### WHAT TO WORK ON
Whenever a line in the data holds the string "VLOOKUP", pull that line out.

--- PROVIDED RECORDS Enclosed Below ---

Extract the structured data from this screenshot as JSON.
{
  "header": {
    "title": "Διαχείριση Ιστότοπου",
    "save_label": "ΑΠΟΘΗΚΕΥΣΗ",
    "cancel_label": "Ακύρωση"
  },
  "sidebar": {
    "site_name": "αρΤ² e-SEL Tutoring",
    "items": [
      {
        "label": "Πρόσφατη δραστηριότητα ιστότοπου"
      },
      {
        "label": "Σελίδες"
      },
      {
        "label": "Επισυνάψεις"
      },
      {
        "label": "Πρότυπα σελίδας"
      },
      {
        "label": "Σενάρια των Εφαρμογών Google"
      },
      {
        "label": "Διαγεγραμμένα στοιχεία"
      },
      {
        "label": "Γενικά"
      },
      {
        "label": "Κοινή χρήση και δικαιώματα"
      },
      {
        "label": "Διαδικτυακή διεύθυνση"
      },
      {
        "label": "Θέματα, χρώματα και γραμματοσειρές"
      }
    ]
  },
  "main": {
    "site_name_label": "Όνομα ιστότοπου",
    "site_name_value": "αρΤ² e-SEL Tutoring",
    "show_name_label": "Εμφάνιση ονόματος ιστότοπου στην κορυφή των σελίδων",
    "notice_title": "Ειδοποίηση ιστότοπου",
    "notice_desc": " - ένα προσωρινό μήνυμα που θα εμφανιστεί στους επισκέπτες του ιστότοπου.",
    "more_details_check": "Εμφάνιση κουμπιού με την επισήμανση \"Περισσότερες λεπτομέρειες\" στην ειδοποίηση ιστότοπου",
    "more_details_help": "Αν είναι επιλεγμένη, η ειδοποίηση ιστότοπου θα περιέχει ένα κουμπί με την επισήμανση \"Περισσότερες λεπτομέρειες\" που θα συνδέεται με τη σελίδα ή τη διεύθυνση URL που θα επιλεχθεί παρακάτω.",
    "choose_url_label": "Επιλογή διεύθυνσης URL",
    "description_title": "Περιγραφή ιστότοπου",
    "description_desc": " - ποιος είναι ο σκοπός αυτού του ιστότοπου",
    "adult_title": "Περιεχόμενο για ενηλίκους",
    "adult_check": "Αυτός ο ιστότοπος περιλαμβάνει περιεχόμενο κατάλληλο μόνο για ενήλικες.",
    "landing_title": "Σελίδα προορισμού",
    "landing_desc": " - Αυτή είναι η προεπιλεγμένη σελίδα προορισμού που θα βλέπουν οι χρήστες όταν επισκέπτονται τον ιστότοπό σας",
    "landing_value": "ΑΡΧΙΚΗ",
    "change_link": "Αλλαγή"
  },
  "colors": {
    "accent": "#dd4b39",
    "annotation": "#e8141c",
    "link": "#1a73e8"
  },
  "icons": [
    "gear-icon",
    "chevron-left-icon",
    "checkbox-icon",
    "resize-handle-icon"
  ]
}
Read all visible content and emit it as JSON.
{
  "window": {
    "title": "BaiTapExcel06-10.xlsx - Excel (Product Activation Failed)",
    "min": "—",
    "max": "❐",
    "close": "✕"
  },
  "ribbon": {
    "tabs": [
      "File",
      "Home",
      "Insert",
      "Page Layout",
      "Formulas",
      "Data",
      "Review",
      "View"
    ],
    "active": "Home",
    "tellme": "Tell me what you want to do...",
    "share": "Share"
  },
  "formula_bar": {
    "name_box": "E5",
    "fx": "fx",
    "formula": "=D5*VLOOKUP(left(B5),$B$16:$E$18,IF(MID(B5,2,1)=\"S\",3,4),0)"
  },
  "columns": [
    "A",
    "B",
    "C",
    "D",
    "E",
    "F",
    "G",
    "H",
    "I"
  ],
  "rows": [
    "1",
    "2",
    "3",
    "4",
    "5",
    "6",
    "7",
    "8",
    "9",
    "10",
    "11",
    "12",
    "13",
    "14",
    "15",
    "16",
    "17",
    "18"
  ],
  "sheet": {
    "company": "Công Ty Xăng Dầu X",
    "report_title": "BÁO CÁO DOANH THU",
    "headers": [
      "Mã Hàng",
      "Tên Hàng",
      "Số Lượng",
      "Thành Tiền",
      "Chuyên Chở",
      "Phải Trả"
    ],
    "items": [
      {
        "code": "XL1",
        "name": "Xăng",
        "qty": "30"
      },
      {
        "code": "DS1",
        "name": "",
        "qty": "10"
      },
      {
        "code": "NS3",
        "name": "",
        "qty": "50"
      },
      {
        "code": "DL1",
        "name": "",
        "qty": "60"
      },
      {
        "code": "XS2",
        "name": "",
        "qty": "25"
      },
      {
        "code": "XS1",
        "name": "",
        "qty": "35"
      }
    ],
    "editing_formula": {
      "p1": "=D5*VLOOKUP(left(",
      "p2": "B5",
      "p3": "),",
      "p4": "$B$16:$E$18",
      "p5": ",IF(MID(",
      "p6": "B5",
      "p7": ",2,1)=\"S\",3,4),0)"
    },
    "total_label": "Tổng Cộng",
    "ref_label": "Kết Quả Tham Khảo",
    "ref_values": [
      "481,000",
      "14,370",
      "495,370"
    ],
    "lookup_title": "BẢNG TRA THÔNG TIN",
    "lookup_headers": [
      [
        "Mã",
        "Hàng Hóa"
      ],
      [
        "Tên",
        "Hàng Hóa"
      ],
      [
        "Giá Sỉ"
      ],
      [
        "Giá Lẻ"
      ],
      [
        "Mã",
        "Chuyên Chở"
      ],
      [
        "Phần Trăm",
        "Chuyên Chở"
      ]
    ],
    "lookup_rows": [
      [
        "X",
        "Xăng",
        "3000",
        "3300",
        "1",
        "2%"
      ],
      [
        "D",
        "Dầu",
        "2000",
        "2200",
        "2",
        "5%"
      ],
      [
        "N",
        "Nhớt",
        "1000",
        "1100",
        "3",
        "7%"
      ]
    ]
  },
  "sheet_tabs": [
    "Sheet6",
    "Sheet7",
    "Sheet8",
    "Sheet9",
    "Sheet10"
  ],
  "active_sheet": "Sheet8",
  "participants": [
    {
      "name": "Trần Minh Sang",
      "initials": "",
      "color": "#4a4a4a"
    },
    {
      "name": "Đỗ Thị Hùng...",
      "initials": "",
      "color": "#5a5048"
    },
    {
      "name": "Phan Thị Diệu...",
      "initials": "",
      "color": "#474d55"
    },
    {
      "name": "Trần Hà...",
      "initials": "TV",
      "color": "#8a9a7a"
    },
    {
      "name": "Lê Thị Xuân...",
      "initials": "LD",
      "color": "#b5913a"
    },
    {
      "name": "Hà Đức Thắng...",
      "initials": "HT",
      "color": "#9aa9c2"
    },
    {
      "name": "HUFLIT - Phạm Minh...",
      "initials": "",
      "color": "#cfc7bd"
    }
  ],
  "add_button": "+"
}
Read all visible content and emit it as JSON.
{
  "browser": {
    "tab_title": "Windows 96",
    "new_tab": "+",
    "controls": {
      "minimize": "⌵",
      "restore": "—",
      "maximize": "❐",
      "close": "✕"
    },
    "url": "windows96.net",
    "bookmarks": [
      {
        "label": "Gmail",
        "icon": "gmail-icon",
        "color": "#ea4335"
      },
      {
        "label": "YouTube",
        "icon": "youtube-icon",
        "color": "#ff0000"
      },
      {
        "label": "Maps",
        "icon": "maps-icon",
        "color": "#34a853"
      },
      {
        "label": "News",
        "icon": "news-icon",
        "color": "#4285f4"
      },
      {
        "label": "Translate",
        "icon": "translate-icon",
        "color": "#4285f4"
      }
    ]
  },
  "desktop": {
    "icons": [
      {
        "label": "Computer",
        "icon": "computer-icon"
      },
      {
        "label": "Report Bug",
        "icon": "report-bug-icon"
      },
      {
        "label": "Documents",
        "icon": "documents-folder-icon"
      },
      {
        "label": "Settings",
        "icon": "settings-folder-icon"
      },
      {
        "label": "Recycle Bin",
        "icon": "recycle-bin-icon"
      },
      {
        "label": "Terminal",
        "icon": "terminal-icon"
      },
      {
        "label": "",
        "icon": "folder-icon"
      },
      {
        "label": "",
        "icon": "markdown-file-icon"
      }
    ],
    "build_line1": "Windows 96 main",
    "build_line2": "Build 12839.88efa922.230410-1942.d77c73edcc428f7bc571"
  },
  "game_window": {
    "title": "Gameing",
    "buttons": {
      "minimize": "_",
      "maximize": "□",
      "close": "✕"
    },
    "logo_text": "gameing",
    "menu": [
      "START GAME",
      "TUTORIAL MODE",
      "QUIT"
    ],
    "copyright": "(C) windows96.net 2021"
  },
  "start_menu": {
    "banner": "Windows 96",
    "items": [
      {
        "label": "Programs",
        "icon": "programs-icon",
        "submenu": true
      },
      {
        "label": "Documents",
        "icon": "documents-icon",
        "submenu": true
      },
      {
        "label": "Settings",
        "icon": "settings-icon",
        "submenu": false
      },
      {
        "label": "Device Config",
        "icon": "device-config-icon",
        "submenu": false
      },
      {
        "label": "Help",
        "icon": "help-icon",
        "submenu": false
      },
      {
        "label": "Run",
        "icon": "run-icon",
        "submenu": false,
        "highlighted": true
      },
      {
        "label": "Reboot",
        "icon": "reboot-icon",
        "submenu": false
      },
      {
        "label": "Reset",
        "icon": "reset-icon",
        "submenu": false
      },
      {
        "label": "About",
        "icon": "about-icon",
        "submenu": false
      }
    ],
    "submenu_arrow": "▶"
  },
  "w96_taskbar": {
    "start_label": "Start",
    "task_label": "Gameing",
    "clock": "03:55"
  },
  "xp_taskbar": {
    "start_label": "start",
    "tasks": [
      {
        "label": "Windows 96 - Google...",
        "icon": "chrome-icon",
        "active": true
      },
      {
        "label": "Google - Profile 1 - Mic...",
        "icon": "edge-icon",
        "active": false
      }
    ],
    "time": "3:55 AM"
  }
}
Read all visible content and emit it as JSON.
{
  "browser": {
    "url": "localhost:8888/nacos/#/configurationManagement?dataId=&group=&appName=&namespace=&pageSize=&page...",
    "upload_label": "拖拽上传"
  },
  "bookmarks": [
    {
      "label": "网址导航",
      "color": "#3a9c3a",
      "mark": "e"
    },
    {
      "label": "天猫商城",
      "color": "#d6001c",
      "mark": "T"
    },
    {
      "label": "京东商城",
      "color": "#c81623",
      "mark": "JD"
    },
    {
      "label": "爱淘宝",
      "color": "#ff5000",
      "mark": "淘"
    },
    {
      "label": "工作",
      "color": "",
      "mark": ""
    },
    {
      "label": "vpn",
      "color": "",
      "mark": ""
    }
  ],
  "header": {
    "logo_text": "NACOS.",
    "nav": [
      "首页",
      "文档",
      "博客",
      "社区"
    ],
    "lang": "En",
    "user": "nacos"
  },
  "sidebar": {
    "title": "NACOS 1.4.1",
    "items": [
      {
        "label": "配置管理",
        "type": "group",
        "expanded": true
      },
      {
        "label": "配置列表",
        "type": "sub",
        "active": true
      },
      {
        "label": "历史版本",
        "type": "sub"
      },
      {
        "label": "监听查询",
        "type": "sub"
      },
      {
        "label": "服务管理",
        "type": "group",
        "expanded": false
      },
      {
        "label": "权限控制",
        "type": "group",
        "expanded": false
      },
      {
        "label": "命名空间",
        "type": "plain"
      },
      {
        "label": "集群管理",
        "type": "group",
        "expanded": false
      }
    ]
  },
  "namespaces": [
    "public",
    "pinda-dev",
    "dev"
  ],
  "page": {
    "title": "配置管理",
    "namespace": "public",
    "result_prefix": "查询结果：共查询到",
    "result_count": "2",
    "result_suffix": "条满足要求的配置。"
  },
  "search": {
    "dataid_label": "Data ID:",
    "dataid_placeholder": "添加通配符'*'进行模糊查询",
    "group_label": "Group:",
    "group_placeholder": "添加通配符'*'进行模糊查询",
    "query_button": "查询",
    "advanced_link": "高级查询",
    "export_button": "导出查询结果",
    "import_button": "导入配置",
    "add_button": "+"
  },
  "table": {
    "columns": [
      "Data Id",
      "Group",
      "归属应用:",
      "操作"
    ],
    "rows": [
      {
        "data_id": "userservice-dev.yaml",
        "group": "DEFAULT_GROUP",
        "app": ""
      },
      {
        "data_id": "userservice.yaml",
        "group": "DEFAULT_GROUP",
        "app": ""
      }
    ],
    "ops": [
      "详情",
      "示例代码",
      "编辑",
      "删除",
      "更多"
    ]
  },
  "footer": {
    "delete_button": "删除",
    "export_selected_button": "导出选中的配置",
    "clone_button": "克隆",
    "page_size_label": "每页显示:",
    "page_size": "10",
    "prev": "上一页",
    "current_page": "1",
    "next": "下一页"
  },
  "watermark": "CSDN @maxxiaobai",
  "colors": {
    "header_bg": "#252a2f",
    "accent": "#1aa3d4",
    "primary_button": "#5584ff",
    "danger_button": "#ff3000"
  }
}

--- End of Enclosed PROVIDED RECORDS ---

### OUTPUT FOR THIS TASK
    "formula": "=D5*VLOOKUP(left(B5),$B$16:$E$18,IF(MID(B5,2,1)=\"S\",3,4),0)"
      "p1": "=D5*VLOOKUP(left(",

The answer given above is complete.